═══ Material for the task

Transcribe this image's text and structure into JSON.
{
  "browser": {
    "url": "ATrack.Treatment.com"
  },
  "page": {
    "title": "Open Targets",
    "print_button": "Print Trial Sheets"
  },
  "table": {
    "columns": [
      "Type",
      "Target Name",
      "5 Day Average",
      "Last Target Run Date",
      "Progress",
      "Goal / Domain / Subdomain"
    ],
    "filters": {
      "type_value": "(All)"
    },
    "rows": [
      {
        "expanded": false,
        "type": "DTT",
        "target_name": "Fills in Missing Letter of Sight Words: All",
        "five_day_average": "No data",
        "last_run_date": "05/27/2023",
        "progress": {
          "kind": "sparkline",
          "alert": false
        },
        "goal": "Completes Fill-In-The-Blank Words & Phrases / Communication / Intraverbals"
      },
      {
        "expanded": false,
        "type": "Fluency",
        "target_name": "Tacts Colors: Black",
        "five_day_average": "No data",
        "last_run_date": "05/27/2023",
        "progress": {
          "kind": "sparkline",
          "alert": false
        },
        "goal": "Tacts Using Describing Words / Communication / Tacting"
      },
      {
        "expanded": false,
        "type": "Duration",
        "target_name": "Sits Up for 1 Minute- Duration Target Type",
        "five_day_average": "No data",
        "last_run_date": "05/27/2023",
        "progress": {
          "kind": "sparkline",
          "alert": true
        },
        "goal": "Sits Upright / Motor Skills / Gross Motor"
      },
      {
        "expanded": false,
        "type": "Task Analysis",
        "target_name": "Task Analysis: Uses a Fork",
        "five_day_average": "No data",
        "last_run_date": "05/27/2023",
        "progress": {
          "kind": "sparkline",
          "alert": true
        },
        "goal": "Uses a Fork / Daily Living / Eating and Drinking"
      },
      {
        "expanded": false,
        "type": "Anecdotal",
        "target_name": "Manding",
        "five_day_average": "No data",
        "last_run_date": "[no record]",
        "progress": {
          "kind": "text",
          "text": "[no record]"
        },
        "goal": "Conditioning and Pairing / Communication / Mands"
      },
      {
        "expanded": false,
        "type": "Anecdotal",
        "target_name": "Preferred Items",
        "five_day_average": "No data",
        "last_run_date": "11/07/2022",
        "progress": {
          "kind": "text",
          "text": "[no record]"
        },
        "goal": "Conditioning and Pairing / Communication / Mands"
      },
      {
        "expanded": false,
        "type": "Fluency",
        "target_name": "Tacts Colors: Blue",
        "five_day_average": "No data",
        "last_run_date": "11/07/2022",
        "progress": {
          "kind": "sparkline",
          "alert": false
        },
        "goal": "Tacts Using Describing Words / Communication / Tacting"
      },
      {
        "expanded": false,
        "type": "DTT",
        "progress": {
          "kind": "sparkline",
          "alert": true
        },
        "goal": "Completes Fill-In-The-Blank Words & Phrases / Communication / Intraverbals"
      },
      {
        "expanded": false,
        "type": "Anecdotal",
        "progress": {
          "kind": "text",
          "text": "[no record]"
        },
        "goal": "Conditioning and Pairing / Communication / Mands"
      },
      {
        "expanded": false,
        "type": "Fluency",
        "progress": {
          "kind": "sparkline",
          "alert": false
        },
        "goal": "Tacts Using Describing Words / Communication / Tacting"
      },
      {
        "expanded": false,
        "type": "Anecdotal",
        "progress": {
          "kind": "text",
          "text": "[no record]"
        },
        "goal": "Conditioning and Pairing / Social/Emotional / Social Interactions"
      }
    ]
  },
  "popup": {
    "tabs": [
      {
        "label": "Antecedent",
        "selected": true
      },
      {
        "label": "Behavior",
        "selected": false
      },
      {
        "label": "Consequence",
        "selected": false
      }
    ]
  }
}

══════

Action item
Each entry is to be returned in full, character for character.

Response to this task
Transcribe this image's text and structure into JSON.
{
  "browser": {
    "url": "ATrack.Treatment.com"
  },
  "page": {
    "title": "Open Targets",
    "print_button": "Print Trial Sheets"
  },
  "table": {
    "columns": [
      "Type",
      "Target Name",
      "5 Day Average",
      "Last Target Run Date",
      "Progress",
      "Goal / Domain / Subdomain"
    ],
    "filters": {
      "type_value": "(All)"
    },
    "rows": [
      {
        "expanded": false,
        "type": "DTT",
        "target_name": "Fills in Missing Letter of Sight Words: All",
        "five_day_average": "No data",
        "last_run_date": "05/27/2023",
        "progress": {
          "kind": "sparkline",
          "alert": false
        },
        "goal": "Completes Fill-In-The-Blank Words & Phrases / Communication / Intraverbals"
      },
      {
        "expanded": false,
        "type": "Fluency",
        "target_name": "Tacts Colors: Black",
        "five_day_average": "No data",
        "last_run_date": "05/27/2023",
        "progress": {
          "kind": "sparkline",
          "alert": false
        },
        "goal": "Tacts Using Describing Words / Communication / Tacting"
      },
      {
        "expanded": false,
        "type": "Duration",
        "target_name": "Sits Up for 1 Minute- Duration Target Type",
        "five_day_average": "No data",
        "last_run_date": "05/27/2023",
        "progress": {
          "kind": "sparkline",
          "alert": true
        },
        "goal": "Sits Upright / Motor Skills / Gross Motor"
      },
      {
        "expanded": false,
        "type": "Task Analysis",
        "target_name": "Task Analysis: Uses a Fork",
        "five_day_average": "No data",
        "last_run_date": "05/27/2023",
        "progress": {
          "kind": "sparkline",
          "alert": true
        },
        "goal": "Uses a Fork / Daily Living / Eating and Drinking"
      },
      {
        "expanded": false,
        "type": "Anecdotal",
        "target_name": "Manding",
        "five_day_average": "No data",
        "last_run_date": "[no record]",
        "progress": {
          "kind": "text",
          "text": "[no record]"
        },
        "goal": "Conditioning and Pairing / Communication / Mands"
      },
      {
        "expanded": false,
        "type": "Anecdotal",
        "target_name": "Preferred Items",
        "five_day_average": "No data",
        "last_run_date": "11/07/2022",
        "progress": {
          "kind": "text",
          "text": "[no record]"
        },
        "goal": "Conditioning and Pairing / Communication / Mands"
      },
      {
        "expanded": false,
        "type": "Fluency",
        "target_name": "Tacts Colors: Blue",
        "five_day_average": "No data",
        "last_run_date": "11/07/2022",
        "progress": {
          "kind": "sparkline",
          "alert": false
        },
        "goal": "Tacts Using Describing Words / Communication / Tacting"
      },
      {
        "expanded": false,
        "type": "DTT",
        "progress": {
          "kind": "sparkline",
          "alert": true
        },
        "goal": "Completes Fill-In-The-Blank Words & Phrases / Communication / Intraverbals"
      },
      {
        "expanded": false,
        "type": "Anecdotal",
        "progress": {
          "kind": "text",
          "text": "[no record]"
        },
        "goal": "Conditioning and Pairing / Communication / Mands"
      },
      {
        "expanded": false,
        "type": "Fluency",
        "progress": {
          "kind": "sparkline",
          "alert": false
        },
        "goal": "Tacts Using Describing Words / Communication / Tacting"
      },
      {
        "expanded": false,
        "type": "Anecdotal",
        "progress": {
          "kind": "text",
          "text": "[no record]"
        },
        "goal": "Conditioning and Pairing / Social/Emotional / Social Interactions"
      }
    ]
  },
  "popup": {
    "tabs": [
      {
        "label": "Antecedent",
        "selected": true
      },
      {
        "label": "Behavior",
        "selected": false
      },
      {
        "label": "Consequence",
        "selected": false
      }
    ]
  }
}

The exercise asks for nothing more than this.